A dispute between two of President Trump’s key constituencies entered a new phase on October 15, when the Environmental Protection Agency (EPA) issued a supplemental notice of proposed rulemaking to establish renewable fuel volumes for 2020 and 2021. The corn belt has been pressing the Trump Administration to do more to aid farm communities impacted by ongoing global trade disputes and a spate of difficult weather. Meanwhile, domestic fuel manufacturers have been urging improved management of the Renewable Fuel Standard program (RFS), including the use of Small Refinery Exemptions (SREs) that allow qualifying facilities to petition for relief from volume designations. This supplemental rulemaking is an attempt at a truce that Administration officials spent weeks developing while corn and refining interests publicly fought over the impacts of increasing volumes and the number of exemptions.
The notice does not change the proposed volumes for 2020 and 2021. Instead, it proposes and seeks comment on adjustments to the way that annual renewable fuel percentages are calculated. Annual renewable fuel percentage standards are used to calculate the number of gallons each obligated party is required to blend into their fuel or to otherwise obtain renewable identification numbers (RINs) to demonstrate compliance.

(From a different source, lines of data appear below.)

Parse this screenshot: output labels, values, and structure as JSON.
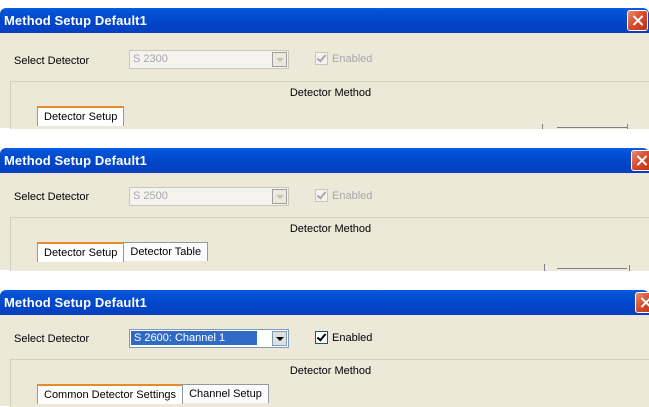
{
  "panels": [
    {
      "title": "Method Setup Default1",
      "select_label": "Select Detector",
      "detector_value": "S 2300",
      "enabled_label": "Enabled",
      "enabled_state": "disabled",
      "group_label": "Detector Method",
      "tabs": [
        "Detector Setup"
      ]
    },
    {
      "title": "Method Setup Default1",
      "select_label": "Select Detector",
      "detector_value": "S 2500",
      "enabled_label": "Enabled",
      "enabled_state": "disabled",
      "group_label": "Detector Method",
      "tabs": [
        "Detector Setup",
        "Detector Table"
      ]
    },
    {
      "title": "Method Setup Default1",
      "select_label": "Select Detector",
      "detector_value": "S 2600: Channel 1",
      "enabled_label": "Enabled",
      "enabled_state": "enabled",
      "group_label": "Detector Method",
      "tabs": [
        "Common Detector Settings",
        "Channel Setup"
      ]
    }
  ],
  "colors": {
    "titlebar": "#0353d6",
    "dialog_bg": "#ece9d8",
    "close_button": "#d6492b",
    "selection": "#316ac5",
    "active_tab_accent": "#e68b2c"
  },
  "icons": [
    "close-icon",
    "chevron-down-icon",
    "checkmark-icon"
  ]
}
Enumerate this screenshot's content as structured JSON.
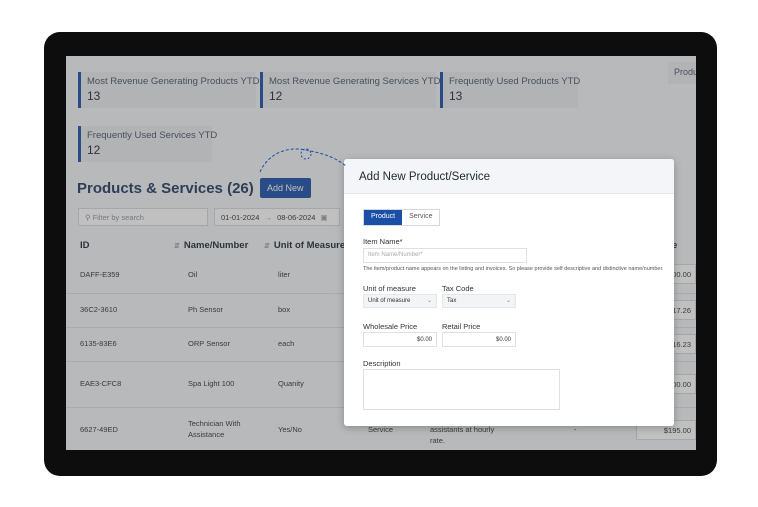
{
  "stats": [
    {
      "label": "Most Revenue Generating Products YTD",
      "value": "13"
    },
    {
      "label": "Most Revenue Generating Services YTD",
      "value": "12"
    },
    {
      "label": "Frequently Used Products YTD",
      "value": "13"
    },
    {
      "label": "Frequently Used Services YTD",
      "value": "12"
    }
  ],
  "top_right_tab": "Produ",
  "page": {
    "title": "Products & Services",
    "count": "(26)",
    "add_button": "Add New"
  },
  "filter": {
    "placeholder": "Filter by search",
    "date_from": "01-01-2024",
    "arrow": "→",
    "date_to": "08-06-2024"
  },
  "table": {
    "headers": [
      "ID",
      "Name/Number",
      "Unit of Measure"
    ],
    "partial_header": "e",
    "rows": [
      {
        "id": "DAFF-E359",
        "name": "Oil",
        "unit": "liter",
        "amount": "00.00"
      },
      {
        "id": "36C2-3610",
        "name": "Ph Sensor",
        "unit": "box",
        "amount": "17.26"
      },
      {
        "id": "6135-83E6",
        "name": "ORP Sensor",
        "unit": "each",
        "amount": "16.23"
      },
      {
        "id": "EAE3-CFC8",
        "name": "Spa Light 100",
        "unit": "Quanity",
        "amount": "00.00"
      },
      {
        "id": "6627-49ED",
        "name_line1": "Technician With",
        "name_line2": "Assistance",
        "unit": "Yes/No",
        "type": "Service",
        "desc_line1": "assistants at hourly",
        "desc_line2": "rate.",
        "dash": "-",
        "amount": "$195.00"
      }
    ]
  },
  "modal": {
    "title": "Add New Product/Service",
    "tabs": [
      "Product",
      "Service"
    ],
    "item_name_label": "Item Name*",
    "item_name_placeholder": "Item Name/Number*",
    "hint": "The item/product name appears on the listing and invoices. So please provide self descriptive and distinctive name/number.",
    "unit_label": "Unit of measure",
    "unit_value": "Unit of measure",
    "tax_label": "Tax Code",
    "tax_value": "Tax",
    "wholesale_label": "Wholesale Price",
    "wholesale_value": "$0.00",
    "retail_label": "Retail Price",
    "retail_value": "$0.00",
    "description_label": "Description"
  },
  "colors": {
    "accent": "#1a4fa8",
    "frame": "#0d0d0d"
  }
}
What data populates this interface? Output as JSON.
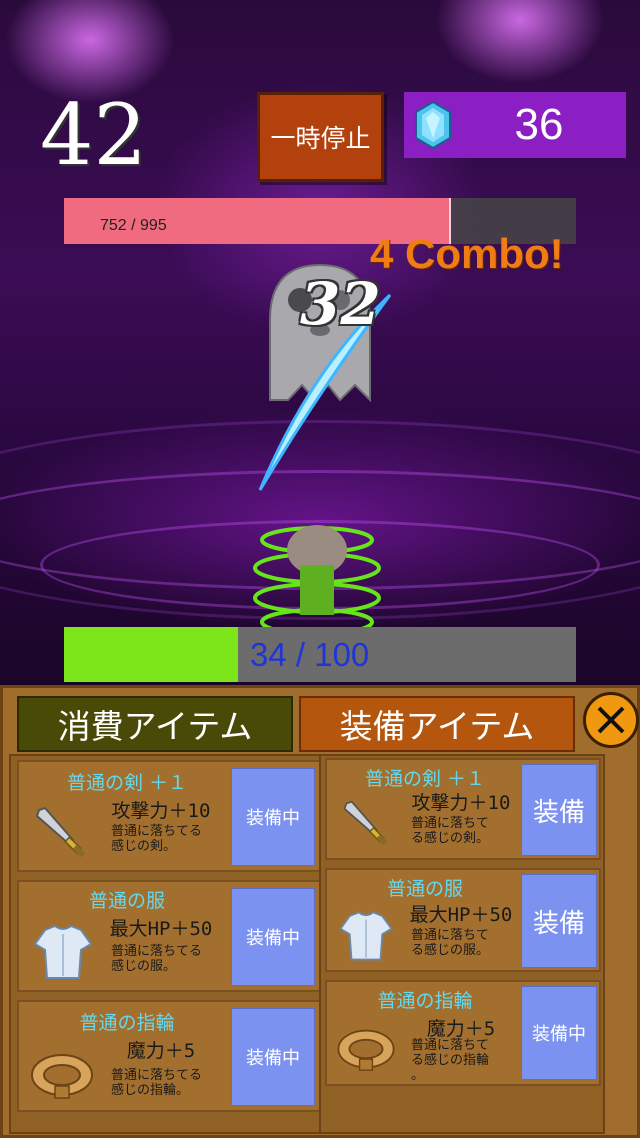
{
  "hud": {
    "time_remaining": "42",
    "pause_label": "一時停止",
    "gem_count": "36",
    "enemy_hp_text": "752  / 995",
    "enemy_hp_ratio": 0.756,
    "combo_text": "4 Combo!",
    "damage_number": "32",
    "player_hp_text": "34   / 100",
    "player_hp_ratio": 0.34
  },
  "inventory": {
    "tabs": [
      {
        "label": "消費アイテム"
      },
      {
        "label": "装備アイテム"
      }
    ],
    "close_icon": "close-icon",
    "left_items": [
      {
        "name": "普通の剣 ＋１",
        "stat": "攻撃力＋10",
        "desc1": "普通に落ちてる",
        "desc2": "感じの剣。",
        "icon": "sword-icon",
        "button": "装備中"
      },
      {
        "name": "普通の服",
        "stat": "最大HP＋50",
        "desc1": "普通に落ちてる",
        "desc2": "感じの服。",
        "icon": "shirt-icon",
        "button": "装備中"
      },
      {
        "name": "普通の指輪",
        "stat": "魔力＋5",
        "desc1": "普通に落ちてる",
        "desc2": "感じの指輪。",
        "icon": "ring-icon",
        "button": "装備中"
      }
    ],
    "right_items": [
      {
        "name": "普通の剣 ＋１",
        "stat": "攻撃力＋10",
        "desc1": "普通に落ちて",
        "desc2": "る感じの剣。",
        "desc3": "",
        "icon": "sword-icon",
        "button": "装備"
      },
      {
        "name": "普通の服",
        "stat": "最大HP＋50",
        "desc1": "普通に落ちて",
        "desc2": "る感じの服。",
        "desc3": "",
        "icon": "shirt-icon",
        "button": "装備"
      },
      {
        "name": "普通の指輪",
        "stat": "魔力＋5",
        "desc1": "普通に落ちて",
        "desc2": "る感じの指輪",
        "desc3": "。",
        "icon": "ring-icon",
        "button": "装備中"
      }
    ]
  },
  "colors": {
    "enemy_hp": "#f06a80",
    "player_hp": "#7ce61a",
    "equip_button": "#7c92f0",
    "item_name": "#63d8ee",
    "combo": "#f07d14"
  }
}
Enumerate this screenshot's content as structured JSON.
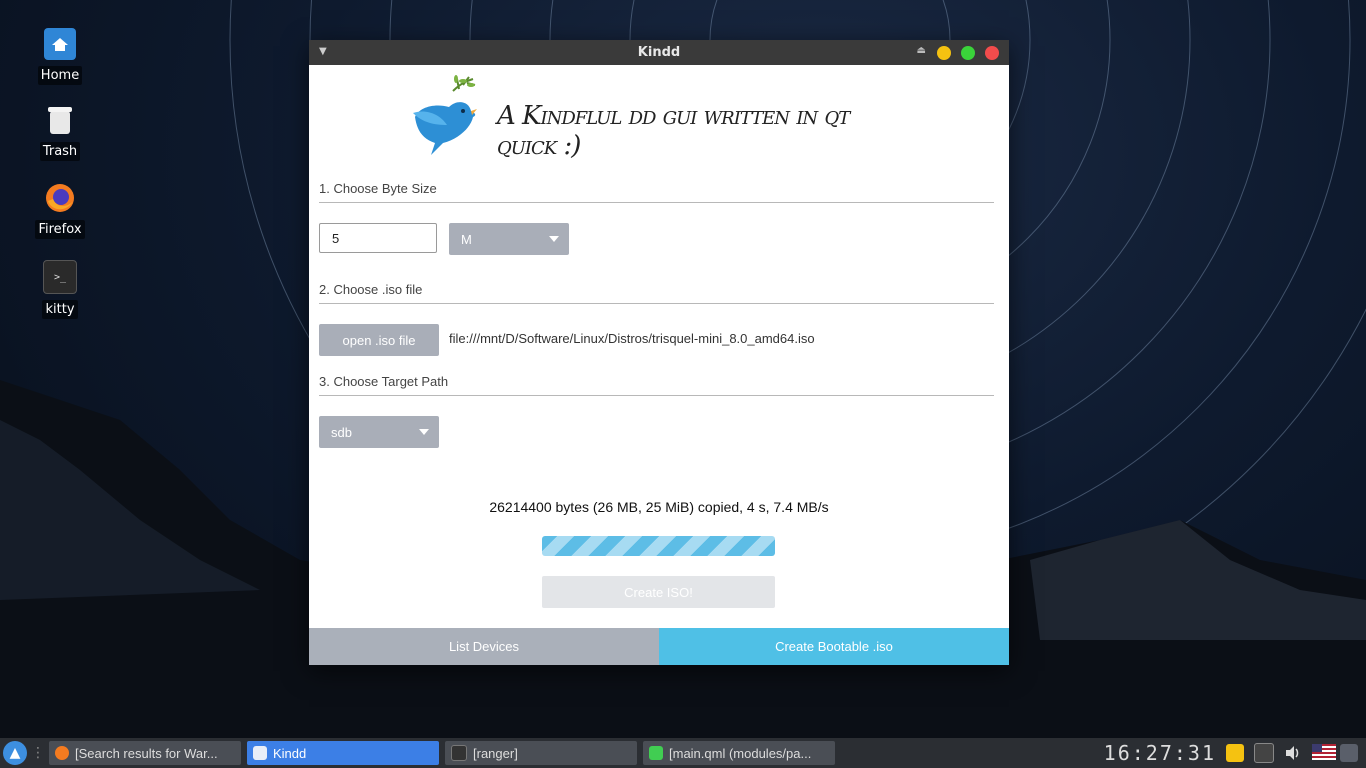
{
  "desktop": {
    "icons": [
      {
        "label": "Home",
        "icon": "folder-home-icon"
      },
      {
        "label": "Trash",
        "icon": "trash-icon"
      },
      {
        "label": "Firefox",
        "icon": "firefox-icon"
      },
      {
        "label": "kitty",
        "icon": "terminal-icon"
      }
    ]
  },
  "window": {
    "title": "Kindd",
    "tagline": "A Kindflul dd gui written in qt quick :)",
    "sections": {
      "byte_size_title": "1. Choose Byte Size",
      "iso_title": "2. Choose .iso file",
      "target_title": "3. Choose Target Path"
    },
    "byte_size_value": "5",
    "byte_unit_selected": "M",
    "open_iso_label": "open .iso file",
    "iso_path": "file:///mnt/D/Software/Linux/Distros/trisquel-mini_8.0_amd64.iso",
    "target_selected": "sdb",
    "status": "26214400 bytes (26 MB, 25 MiB) copied, 4 s, 7.4 MB/s",
    "create_iso_label": "Create ISO!",
    "bottom": {
      "list_devices": "List Devices",
      "create_bootable": "Create Bootable .iso"
    },
    "colors": {
      "accent": "#4fc0e6",
      "grey_button": "#a9aeb8"
    }
  },
  "taskbar": {
    "tasks": [
      {
        "label": "[Search results for War...",
        "icon": "firefox-icon",
        "active": false
      },
      {
        "label": "Kindd",
        "icon": "window-icon",
        "active": true
      },
      {
        "label": "[ranger]",
        "icon": "terminal-icon",
        "active": false
      },
      {
        "label": "[main.qml (modules/pa...",
        "icon": "qt-creator-icon",
        "active": false
      }
    ],
    "clock": "16:27:31"
  }
}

Specifically, the EPA is seeking comment on projecting the volume of gasoline and diesel that will be exempt in 2020 due to small refinery exemptions based on a three-year average of the relief recommended by the Department of Energy (DOE), including where DOE had recommended partial exemptions. EPA intends to grant partial exemptions in appropriate circumstances when adjudicating 2020 exemption petitions. The EPA proposes to use this value to adjust the way renewable fuel percentages are calculated. The proposed adjustments would help ensure that the industry blends the final volumes of renewable fuel into the nation’s fuel supply and that, in practice, the required volumes are not effectively reduced by future hardship exemptions for small refineries. Consistent with the statute, the supplemental notice seeks to balance the RFS’s goal of maximizing the use of renewables while still providing relief to small refineries that demonstrate the need.
The proposal is the Administration’s most recent attempt at a compromise between oil and agricultural constituencies. However, the immediate reactions indicate that the parties do not see the proposal as a solution, as both biofuel advocates and refining interests wasted no time in expressing their displeasure with the notice.
EPA will hold a public hearing Oct. 30, 2019 and conduct a 30-day comment period to combine this into the finalization of rulemaking to set the overall volumes for 2020 and 2021. EPA projects the rulemaking will be completed this year, but the strong negative response from the biofuel and refining industries suggests this rulemaking will continue to be challenging. EPA will have to issue one more proposed rule on renewable volume obligations prior to the 2020 election -- and how they balance these interests will be worth watching closely.